Input data —
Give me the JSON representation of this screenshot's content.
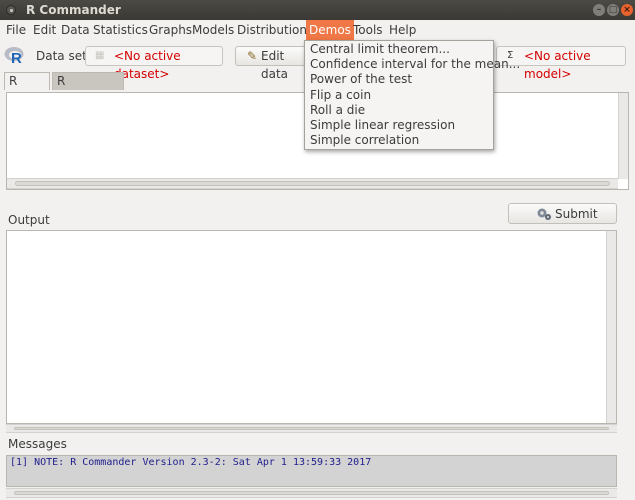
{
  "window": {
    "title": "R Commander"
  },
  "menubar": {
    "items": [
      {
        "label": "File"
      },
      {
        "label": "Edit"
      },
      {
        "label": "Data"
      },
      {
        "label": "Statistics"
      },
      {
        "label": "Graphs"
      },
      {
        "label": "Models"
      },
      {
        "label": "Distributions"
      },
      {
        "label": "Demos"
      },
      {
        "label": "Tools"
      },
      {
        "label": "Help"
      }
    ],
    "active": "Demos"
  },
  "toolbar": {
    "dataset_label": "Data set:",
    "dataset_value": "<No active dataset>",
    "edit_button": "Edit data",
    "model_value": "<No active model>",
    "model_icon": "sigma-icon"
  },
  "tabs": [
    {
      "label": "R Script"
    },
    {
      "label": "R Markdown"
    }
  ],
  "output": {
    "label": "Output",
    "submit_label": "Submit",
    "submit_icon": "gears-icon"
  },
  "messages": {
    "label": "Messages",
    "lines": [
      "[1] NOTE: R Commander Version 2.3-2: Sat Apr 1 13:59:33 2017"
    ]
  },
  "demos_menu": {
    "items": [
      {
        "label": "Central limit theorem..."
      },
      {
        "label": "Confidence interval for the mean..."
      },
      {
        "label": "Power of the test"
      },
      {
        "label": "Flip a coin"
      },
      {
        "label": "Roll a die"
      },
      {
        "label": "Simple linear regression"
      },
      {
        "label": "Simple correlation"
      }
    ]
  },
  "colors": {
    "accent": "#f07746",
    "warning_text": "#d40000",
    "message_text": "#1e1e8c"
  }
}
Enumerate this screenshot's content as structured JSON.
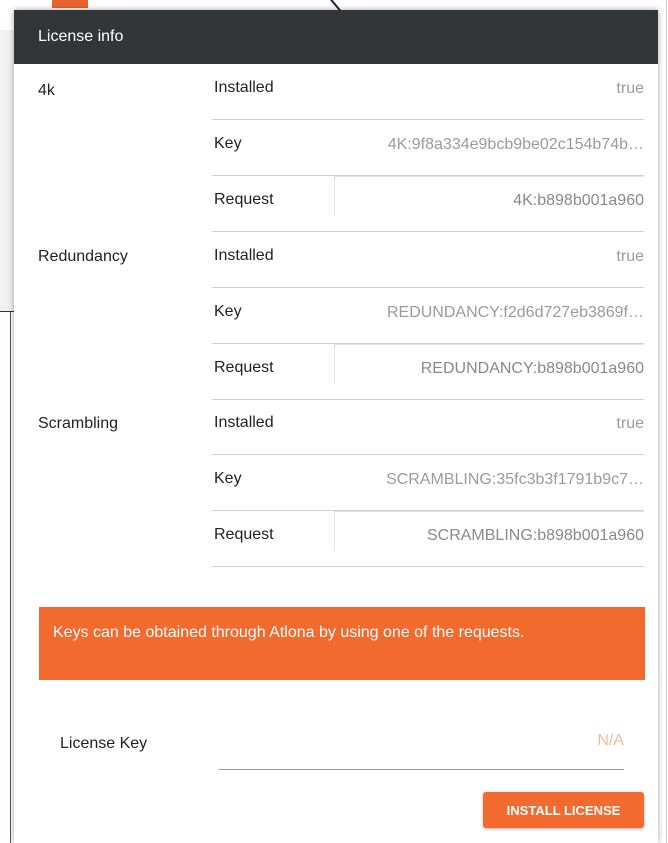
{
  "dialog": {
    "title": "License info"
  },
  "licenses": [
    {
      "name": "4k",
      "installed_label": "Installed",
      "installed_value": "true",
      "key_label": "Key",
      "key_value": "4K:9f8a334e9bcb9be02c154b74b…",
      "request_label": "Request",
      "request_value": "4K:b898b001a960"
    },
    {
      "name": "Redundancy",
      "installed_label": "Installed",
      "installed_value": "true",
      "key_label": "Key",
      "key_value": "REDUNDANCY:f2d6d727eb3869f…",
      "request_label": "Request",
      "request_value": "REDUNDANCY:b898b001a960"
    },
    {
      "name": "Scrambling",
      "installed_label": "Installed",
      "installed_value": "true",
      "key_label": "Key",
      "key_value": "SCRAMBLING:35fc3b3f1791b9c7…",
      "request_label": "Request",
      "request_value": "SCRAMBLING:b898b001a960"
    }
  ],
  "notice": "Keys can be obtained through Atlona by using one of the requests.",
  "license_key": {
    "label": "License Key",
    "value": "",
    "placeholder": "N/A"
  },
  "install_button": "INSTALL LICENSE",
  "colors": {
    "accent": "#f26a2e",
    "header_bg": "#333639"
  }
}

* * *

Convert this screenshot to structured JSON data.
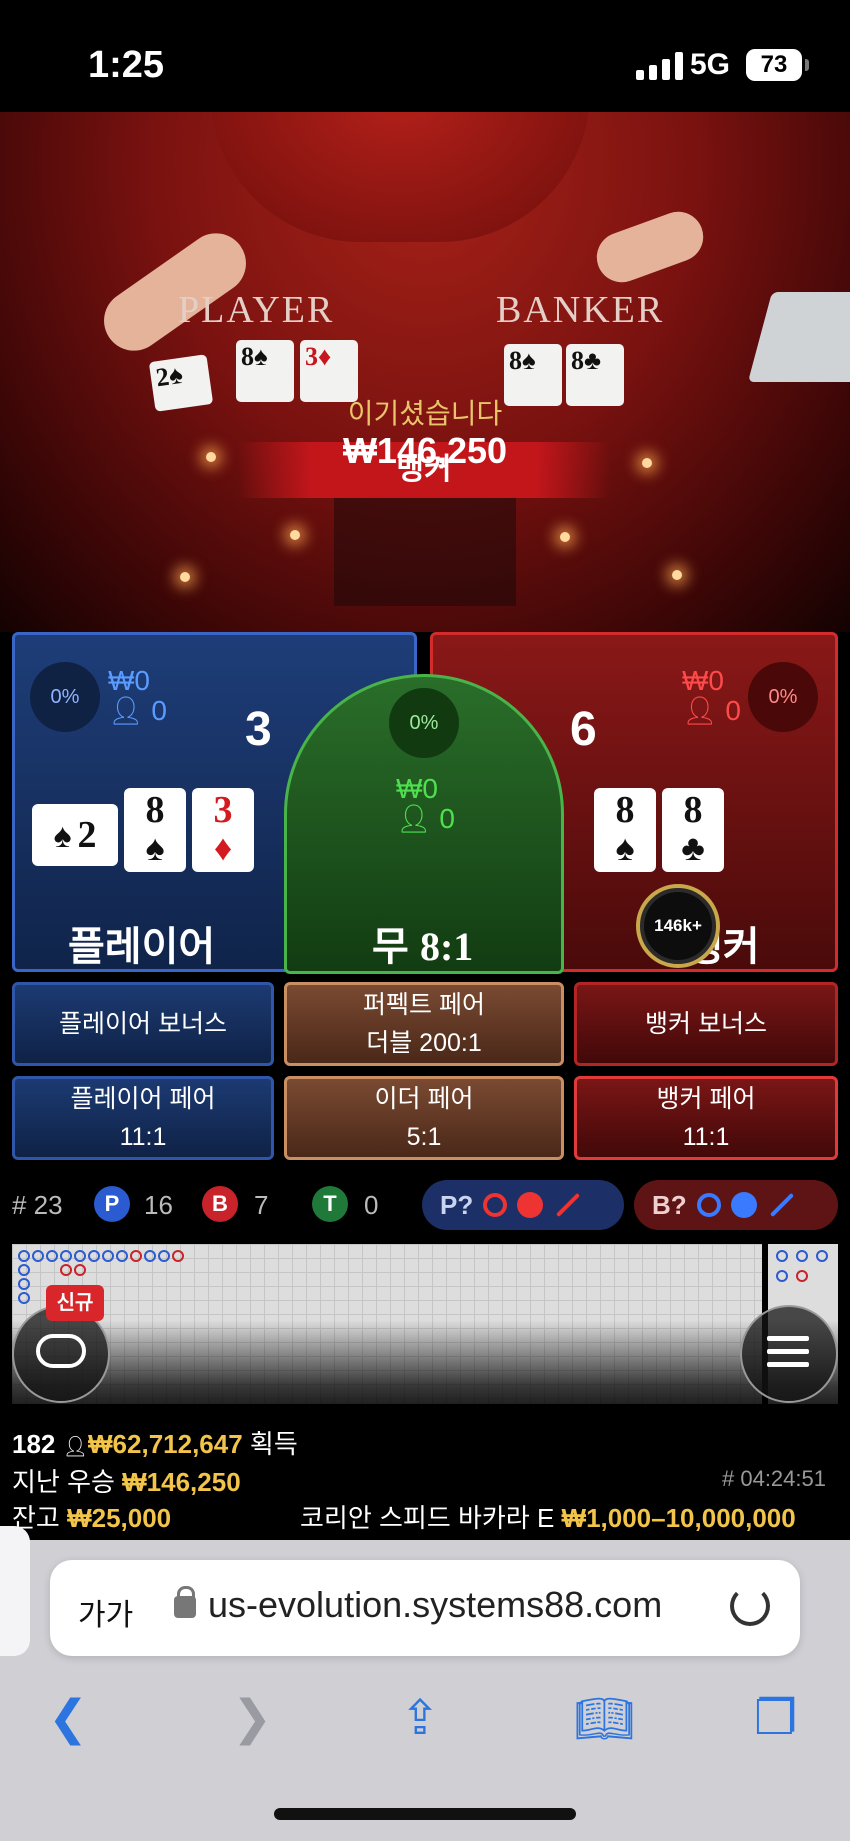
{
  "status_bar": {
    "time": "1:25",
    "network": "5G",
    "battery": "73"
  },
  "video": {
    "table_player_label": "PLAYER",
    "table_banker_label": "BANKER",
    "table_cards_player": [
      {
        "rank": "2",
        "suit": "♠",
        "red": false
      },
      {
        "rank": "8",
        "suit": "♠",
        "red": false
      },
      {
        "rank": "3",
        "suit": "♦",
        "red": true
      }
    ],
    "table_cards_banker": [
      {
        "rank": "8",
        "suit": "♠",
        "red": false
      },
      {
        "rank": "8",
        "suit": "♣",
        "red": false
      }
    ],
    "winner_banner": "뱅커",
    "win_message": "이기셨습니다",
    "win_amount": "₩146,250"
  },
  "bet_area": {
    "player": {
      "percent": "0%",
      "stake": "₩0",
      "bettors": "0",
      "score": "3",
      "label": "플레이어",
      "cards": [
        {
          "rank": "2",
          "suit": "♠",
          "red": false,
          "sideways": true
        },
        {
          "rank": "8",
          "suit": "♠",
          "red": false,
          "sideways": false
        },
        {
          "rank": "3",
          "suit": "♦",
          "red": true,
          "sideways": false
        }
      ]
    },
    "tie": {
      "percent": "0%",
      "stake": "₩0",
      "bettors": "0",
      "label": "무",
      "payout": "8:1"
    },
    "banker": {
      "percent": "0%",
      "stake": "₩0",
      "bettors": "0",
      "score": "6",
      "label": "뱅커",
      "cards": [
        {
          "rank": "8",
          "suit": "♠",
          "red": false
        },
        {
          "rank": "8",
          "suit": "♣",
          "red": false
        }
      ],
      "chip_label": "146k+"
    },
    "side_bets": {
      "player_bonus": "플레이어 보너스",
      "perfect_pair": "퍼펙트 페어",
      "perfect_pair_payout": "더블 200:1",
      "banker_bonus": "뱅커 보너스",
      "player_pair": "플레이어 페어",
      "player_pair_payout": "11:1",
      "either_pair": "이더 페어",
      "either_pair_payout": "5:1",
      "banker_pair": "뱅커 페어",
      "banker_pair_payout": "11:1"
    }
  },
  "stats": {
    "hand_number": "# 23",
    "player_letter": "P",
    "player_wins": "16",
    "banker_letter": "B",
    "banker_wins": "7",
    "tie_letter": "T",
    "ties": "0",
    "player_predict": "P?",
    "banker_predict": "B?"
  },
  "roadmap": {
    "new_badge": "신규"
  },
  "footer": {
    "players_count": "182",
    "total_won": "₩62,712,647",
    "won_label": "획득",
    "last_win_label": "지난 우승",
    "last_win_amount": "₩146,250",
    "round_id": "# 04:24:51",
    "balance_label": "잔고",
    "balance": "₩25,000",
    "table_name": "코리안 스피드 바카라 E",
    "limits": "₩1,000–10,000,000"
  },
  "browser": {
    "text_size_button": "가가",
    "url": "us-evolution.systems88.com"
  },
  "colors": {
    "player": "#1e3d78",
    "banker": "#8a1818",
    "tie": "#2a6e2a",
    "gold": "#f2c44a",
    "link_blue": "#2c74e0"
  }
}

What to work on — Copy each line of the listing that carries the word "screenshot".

Worked solution —
Give me the JSON representation of this screenshot's content.
Enumerate this screenshot's content as structured JSON.
Convert this screenshot to structured JSON data.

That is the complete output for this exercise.